_WORK REQUIRED:_
Whenever a line in the entries below contains "true", copy that line.

(Interface dataset entries)
━━━━━━━━━━

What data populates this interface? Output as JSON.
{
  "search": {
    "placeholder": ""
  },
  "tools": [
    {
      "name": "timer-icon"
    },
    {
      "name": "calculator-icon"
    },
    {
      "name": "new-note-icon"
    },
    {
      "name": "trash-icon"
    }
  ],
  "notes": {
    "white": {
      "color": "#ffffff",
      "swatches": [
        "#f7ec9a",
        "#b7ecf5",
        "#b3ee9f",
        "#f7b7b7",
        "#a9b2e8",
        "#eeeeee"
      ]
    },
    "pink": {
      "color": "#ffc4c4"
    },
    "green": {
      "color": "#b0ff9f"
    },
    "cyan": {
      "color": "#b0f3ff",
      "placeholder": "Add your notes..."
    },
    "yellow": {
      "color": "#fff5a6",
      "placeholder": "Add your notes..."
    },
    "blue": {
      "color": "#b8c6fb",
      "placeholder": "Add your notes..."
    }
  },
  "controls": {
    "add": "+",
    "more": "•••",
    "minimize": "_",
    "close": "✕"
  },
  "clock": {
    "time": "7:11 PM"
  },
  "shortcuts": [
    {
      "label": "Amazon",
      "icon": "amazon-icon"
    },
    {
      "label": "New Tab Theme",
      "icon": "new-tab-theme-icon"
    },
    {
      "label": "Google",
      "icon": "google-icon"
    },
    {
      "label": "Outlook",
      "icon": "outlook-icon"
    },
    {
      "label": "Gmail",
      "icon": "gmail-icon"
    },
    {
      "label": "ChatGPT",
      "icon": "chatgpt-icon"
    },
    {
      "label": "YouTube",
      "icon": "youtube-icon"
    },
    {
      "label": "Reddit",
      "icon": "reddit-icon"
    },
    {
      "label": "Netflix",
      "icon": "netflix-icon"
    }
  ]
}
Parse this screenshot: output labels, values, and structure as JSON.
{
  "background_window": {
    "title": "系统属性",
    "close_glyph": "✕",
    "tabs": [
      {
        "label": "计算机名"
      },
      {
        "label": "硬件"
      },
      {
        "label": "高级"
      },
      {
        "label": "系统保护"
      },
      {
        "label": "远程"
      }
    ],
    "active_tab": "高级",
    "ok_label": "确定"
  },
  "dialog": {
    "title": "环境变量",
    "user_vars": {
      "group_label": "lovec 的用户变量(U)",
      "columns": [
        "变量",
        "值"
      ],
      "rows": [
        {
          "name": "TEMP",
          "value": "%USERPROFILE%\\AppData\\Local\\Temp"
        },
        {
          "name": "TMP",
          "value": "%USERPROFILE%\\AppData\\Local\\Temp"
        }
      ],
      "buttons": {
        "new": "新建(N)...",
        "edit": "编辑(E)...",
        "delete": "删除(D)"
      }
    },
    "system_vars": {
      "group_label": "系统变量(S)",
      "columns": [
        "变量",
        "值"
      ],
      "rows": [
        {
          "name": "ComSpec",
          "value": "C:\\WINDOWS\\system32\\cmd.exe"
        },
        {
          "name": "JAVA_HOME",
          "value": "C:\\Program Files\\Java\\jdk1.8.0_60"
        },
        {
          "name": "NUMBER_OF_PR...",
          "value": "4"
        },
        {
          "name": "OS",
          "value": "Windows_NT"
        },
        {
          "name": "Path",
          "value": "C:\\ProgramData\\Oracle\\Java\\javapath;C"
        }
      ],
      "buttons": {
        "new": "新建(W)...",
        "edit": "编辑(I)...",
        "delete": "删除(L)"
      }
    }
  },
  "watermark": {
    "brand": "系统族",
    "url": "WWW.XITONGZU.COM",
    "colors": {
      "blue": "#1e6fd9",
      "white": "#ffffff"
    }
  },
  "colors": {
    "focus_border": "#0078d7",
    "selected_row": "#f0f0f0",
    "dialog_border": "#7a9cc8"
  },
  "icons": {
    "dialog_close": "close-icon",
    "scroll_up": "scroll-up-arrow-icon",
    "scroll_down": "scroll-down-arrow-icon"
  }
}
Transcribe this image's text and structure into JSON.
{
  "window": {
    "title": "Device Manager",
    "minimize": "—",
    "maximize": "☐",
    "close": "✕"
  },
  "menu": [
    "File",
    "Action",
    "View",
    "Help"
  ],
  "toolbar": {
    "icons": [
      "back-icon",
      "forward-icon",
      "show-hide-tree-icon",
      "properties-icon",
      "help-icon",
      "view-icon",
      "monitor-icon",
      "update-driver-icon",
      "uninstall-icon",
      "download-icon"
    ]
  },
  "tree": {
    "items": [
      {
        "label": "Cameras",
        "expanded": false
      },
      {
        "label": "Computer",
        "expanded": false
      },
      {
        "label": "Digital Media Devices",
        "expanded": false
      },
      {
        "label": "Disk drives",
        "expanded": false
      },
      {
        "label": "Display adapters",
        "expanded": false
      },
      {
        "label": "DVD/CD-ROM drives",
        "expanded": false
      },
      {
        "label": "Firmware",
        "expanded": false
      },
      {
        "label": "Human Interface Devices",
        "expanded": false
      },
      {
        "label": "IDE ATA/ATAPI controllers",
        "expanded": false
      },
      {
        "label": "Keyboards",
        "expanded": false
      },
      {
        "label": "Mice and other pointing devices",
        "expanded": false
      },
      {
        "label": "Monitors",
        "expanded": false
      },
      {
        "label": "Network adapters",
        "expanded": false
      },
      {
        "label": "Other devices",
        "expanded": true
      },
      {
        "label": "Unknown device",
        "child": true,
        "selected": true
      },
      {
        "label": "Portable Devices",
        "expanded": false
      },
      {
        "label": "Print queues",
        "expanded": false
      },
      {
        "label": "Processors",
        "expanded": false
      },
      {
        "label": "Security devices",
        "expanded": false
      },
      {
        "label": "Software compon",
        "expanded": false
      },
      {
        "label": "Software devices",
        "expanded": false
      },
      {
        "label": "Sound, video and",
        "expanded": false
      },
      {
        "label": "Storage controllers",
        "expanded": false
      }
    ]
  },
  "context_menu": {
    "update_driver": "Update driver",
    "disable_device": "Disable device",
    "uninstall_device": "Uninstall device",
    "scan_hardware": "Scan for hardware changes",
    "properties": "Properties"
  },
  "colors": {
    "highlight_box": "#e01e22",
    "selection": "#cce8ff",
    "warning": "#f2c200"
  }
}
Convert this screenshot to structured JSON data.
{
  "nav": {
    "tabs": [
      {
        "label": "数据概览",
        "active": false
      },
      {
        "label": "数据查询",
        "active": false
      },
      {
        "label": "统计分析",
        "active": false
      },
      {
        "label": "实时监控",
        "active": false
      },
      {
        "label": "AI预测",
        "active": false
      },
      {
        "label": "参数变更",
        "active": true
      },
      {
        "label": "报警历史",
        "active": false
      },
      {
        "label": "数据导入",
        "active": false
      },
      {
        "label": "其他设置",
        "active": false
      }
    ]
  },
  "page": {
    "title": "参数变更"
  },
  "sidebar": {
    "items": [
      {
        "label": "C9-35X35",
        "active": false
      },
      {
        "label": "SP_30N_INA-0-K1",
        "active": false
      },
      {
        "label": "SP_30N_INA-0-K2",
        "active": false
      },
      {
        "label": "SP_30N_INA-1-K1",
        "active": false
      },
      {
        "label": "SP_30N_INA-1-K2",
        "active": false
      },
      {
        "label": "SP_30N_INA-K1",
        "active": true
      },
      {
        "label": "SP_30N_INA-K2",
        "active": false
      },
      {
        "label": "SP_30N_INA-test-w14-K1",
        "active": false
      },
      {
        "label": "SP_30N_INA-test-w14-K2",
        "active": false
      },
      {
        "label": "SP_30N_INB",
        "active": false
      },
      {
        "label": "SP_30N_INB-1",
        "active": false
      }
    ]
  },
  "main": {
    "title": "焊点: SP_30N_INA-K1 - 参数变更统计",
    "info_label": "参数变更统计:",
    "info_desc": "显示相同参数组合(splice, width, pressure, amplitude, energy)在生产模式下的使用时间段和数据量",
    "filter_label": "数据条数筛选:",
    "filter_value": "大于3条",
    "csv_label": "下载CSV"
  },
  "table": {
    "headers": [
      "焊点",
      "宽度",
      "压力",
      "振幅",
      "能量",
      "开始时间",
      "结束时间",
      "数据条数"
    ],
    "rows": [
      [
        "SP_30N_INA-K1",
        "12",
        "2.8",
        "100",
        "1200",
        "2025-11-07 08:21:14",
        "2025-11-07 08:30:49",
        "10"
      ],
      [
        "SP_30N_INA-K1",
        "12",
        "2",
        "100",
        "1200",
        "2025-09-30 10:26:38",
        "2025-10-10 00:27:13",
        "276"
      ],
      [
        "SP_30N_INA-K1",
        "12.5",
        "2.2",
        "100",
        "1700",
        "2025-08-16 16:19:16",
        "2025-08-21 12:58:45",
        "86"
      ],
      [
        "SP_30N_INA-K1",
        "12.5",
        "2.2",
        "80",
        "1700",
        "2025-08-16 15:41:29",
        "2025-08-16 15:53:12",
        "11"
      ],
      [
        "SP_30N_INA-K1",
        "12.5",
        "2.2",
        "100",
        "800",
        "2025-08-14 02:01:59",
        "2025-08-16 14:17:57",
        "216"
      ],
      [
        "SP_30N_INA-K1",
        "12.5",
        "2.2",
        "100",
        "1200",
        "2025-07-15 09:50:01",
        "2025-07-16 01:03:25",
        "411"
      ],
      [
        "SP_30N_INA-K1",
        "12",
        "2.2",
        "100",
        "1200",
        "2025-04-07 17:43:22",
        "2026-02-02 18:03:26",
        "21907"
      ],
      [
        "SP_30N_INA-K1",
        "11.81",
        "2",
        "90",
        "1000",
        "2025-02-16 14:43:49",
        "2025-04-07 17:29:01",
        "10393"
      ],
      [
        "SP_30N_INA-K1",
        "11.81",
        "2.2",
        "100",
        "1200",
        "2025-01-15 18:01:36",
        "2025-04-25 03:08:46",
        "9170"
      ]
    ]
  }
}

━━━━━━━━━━

_WORKED SOLUTION:_
        "expanded": true
        "child": true,
        "selected": true
        "active": true
        "active": true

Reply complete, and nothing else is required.